What is expected: Tally up the lines below with "title" in them. Answer with the number only.

Records:

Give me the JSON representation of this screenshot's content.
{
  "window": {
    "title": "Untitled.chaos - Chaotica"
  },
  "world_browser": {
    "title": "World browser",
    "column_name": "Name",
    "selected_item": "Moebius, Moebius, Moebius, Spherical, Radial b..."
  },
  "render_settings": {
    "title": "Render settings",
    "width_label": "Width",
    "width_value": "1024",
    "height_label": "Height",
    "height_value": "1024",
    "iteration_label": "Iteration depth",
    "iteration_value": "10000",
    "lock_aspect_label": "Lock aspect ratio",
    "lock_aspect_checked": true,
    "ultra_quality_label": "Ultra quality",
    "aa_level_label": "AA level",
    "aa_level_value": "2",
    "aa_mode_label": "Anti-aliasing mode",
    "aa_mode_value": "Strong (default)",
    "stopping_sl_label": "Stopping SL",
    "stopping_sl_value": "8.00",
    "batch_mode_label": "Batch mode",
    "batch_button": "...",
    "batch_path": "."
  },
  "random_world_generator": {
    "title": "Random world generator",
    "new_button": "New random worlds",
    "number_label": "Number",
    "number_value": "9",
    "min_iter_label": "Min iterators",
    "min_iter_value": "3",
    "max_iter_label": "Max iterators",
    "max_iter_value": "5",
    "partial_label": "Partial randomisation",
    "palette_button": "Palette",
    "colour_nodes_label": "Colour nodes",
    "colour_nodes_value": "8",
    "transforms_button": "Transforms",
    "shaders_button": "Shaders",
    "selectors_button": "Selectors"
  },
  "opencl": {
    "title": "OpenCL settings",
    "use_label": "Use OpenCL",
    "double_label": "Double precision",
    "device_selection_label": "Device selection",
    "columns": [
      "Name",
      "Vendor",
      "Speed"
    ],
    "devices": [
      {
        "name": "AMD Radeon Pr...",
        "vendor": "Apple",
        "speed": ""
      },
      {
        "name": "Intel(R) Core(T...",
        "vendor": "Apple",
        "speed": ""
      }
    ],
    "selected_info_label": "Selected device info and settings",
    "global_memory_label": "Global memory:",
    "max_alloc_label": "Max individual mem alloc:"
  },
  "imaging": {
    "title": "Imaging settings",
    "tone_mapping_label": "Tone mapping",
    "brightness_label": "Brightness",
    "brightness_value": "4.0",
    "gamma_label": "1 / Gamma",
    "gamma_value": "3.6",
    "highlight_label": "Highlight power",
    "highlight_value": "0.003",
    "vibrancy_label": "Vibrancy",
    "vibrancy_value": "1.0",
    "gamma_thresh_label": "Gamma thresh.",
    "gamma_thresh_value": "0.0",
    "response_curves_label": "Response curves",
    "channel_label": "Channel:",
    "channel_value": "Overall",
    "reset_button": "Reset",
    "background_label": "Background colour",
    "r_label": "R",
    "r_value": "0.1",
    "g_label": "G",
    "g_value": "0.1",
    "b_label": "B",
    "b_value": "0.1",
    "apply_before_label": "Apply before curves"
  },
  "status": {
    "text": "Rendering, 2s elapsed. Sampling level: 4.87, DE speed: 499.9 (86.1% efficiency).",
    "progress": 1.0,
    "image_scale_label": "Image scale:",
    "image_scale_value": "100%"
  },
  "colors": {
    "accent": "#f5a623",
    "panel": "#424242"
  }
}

Exercise result: 6